ABOUT THIS TASK |
Retype the listing exactly, so that the copy matches it line for line.

◆ ◆ ◆ ◆

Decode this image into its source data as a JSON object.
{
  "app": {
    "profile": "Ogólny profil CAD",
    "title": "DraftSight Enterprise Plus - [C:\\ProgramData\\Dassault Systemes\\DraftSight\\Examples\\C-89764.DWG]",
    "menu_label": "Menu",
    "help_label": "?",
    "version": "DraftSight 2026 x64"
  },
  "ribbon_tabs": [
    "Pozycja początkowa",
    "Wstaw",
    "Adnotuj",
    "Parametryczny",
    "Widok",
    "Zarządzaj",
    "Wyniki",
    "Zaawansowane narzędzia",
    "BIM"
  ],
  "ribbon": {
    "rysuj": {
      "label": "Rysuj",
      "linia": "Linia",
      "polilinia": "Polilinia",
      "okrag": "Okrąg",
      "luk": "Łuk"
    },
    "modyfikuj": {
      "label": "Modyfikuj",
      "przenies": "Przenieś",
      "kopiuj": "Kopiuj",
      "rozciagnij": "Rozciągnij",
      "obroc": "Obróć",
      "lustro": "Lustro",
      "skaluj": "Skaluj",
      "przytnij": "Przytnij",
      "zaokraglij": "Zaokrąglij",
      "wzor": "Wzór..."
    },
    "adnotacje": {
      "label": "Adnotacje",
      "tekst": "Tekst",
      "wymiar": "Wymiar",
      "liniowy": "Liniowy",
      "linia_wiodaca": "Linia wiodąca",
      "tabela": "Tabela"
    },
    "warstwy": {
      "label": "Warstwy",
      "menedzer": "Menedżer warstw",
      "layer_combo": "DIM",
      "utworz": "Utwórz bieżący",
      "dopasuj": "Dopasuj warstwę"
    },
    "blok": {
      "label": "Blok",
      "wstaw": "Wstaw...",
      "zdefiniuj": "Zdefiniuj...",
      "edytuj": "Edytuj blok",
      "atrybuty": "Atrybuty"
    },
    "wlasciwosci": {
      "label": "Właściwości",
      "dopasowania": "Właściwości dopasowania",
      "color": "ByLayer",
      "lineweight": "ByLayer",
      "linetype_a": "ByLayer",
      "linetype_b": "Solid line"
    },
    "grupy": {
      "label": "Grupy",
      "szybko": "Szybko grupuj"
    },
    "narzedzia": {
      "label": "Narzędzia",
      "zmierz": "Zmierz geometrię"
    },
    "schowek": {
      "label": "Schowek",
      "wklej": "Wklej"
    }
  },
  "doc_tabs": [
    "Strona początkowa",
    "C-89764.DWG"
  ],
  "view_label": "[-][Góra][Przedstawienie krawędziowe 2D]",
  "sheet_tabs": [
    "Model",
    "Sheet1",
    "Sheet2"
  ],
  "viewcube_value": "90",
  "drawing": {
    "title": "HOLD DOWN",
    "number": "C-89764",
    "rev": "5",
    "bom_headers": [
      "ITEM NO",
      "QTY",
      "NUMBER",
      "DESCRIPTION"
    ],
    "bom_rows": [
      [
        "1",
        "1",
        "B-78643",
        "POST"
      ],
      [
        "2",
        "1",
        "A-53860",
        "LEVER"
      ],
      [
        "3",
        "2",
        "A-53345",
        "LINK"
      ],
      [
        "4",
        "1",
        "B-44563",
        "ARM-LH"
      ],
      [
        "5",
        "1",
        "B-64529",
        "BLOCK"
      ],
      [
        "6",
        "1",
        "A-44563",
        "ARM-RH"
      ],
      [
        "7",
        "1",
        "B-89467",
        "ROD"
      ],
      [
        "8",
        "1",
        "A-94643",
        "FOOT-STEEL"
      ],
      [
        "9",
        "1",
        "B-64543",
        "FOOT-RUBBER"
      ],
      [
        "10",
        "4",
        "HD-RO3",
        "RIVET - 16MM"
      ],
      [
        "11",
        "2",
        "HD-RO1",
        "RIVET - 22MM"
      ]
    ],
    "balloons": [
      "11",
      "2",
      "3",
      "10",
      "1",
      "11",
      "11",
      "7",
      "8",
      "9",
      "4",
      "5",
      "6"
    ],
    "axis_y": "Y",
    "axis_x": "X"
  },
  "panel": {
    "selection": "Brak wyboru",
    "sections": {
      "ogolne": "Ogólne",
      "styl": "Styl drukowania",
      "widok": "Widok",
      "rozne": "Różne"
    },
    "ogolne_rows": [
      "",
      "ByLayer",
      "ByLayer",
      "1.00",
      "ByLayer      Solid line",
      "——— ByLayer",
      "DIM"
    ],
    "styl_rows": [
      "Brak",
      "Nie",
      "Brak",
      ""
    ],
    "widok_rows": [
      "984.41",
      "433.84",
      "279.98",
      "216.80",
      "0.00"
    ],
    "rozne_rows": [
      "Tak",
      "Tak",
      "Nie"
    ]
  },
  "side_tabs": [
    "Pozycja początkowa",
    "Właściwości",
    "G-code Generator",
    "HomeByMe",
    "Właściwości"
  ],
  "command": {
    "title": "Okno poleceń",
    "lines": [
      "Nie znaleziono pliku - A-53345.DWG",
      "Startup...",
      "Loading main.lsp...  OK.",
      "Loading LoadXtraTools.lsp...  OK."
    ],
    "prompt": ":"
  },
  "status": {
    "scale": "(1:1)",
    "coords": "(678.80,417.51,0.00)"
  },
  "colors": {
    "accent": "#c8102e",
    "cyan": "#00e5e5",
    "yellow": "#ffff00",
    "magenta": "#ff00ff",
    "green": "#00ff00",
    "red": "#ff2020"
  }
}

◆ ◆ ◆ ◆

TASK OUTPUT |
Decode this image into its source data as a JSON object.
{
  "app": {
    "profile": "Ogólny profil CAD",
    "title": "DraftSight Enterprise Plus - [C:\\ProgramData\\Dassault Systemes\\DraftSight\\Examples\\C-89764.DWG]",
    "menu_label": "Menu",
    "help_label": "?",
    "version": "DraftSight 2026 x64"
  },
  "ribbon_tabs": [
    "Pozycja początkowa",
    "Wstaw",
    "Adnotuj",
    "Parametryczny",
    "Widok",
    "Zarządzaj",
    "Wyniki",
    "Zaawansowane narzędzia",
    "BIM"
  ],
  "ribbon": {
    "rysuj": {
      "label": "Rysuj",
      "linia": "Linia",
      "polilinia": "Polilinia",
      "okrag": "Okrąg",
      "luk": "Łuk"
    },
    "modyfikuj": {
      "label": "Modyfikuj",
      "przenies": "Przenieś",
      "kopiuj": "Kopiuj",
      "rozciagnij": "Rozciągnij",
      "obroc": "Obróć",
      "lustro": "Lustro",
      "skaluj": "Skaluj",
      "przytnij": "Przytnij",
      "zaokraglij": "Zaokrąglij",
      "wzor": "Wzór..."
    },
    "adnotacje": {
      "label": "Adnotacje",
      "tekst": "Tekst",
      "wymiar": "Wymiar",
      "liniowy": "Liniowy",
      "linia_wiodaca": "Linia wiodąca",
      "tabela": "Tabela"
    },
    "warstwy": {
      "label": "Warstwy",
      "menedzer": "Menedżer warstw",
      "layer_combo": "DIM",
      "utworz": "Utwórz bieżący",
      "dopasuj": "Dopasuj warstwę"
    },
    "blok": {
      "label": "Blok",
      "wstaw": "Wstaw...",
      "zdefiniuj": "Zdefiniuj...",
      "edytuj": "Edytuj blok",
      "atrybuty": "Atrybuty"
    },
    "wlasciwosci": {
      "label": "Właściwości",
      "dopasowania": "Właściwości dopasowania",
      "color": "ByLayer",
      "lineweight": "ByLayer",
      "linetype_a": "ByLayer",
      "linetype_b": "Solid line"
    },
    "grupy": {
      "label": "Grupy",
      "szybko": "Szybko grupuj"
    },
    "narzedzia": {
      "label": "Narzędzia",
      "zmierz": "Zmierz geometrię"
    },
    "schowek": {
      "label": "Schowek",
      "wklej": "Wklej"
    }
  },
  "doc_tabs": [
    "Strona początkowa",
    "C-89764.DWG"
  ],
  "view_label": "[-][Góra][Przedstawienie krawędziowe 2D]",
  "sheet_tabs": [
    "Model",
    "Sheet1",
    "Sheet2"
  ],
  "viewcube_value": "90",
  "drawing": {
    "title": "HOLD DOWN",
    "number": "C-89764",
    "rev": "5",
    "bom_headers": [
      "ITEM NO",
      "QTY",
      "NUMBER",
      "DESCRIPTION"
    ],
    "bom_rows": [
      [
        "1",
        "1",
        "B-78643",
        "POST"
      ],
      [
        "2",
        "1",
        "A-53860",
        "LEVER"
      ],
      [
        "3",
        "2",
        "A-53345",
        "LINK"
      ],
      [
        "4",
        "1",
        "B-44563",
        "ARM-LH"
      ],
      [
        "5",
        "1",
        "B-64529",
        "BLOCK"
      ],
      [
        "6",
        "1",
        "A-44563",
        "ARM-RH"
      ],
      [
        "7",
        "1",
        "B-89467",
        "ROD"
      ],
      [
        "8",
        "1",
        "A-94643",
        "FOOT-STEEL"
      ],
      [
        "9",
        "1",
        "B-64543",
        "FOOT-RUBBER"
      ],
      [
        "10",
        "4",
        "HD-RO3",
        "RIVET - 16MM"
      ],
      [
        "11",
        "2",
        "HD-RO1",
        "RIVET - 22MM"
      ]
    ],
    "balloons": [
      "11",
      "2",
      "3",
      "10",
      "1",
      "11",
      "11",
      "7",
      "8",
      "9",
      "4",
      "5",
      "6"
    ],
    "axis_y": "Y",
    "axis_x": "X"
  },
  "panel": {
    "selection": "Brak wyboru",
    "sections": {
      "ogolne": "Ogólne",
      "styl": "Styl drukowania",
      "widok": "Widok",
      "rozne": "Różne"
    },
    "ogolne_rows": [
      "",
      "ByLayer",
      "ByLayer",
      "1.00",
      "ByLayer      Solid line",
      "——— ByLayer",
      "DIM"
    ],
    "styl_rows": [
      "Brak",
      "Nie",
      "Brak",
      ""
    ],
    "widok_rows": [
      "984.41",
      "433.84",
      "279.98",
      "216.80",
      "0.00"
    ],
    "rozne_rows": [
      "Tak",
      "Tak",
      "Nie"
    ]
  },
  "side_tabs": [
    "Pozycja początkowa",
    "Właściwości",
    "G-code Generator",
    "HomeByMe",
    "Właściwości"
  ],
  "command": {
    "title": "Okno poleceń",
    "lines": [
      "Nie znaleziono pliku - A-53345.DWG",
      "Startup...",
      "Loading main.lsp...  OK.",
      "Loading LoadXtraTools.lsp...  OK."
    ],
    "prompt": ":"
  },
  "status": {
    "scale": "(1:1)",
    "coords": "(678.80,417.51,0.00)"
  },
  "colors": {
    "accent": "#c8102e",
    "cyan": "#00e5e5",
    "yellow": "#ffff00",
    "magenta": "#ff00ff",
    "green": "#00ff00",
    "red": "#ff2020"
  }
}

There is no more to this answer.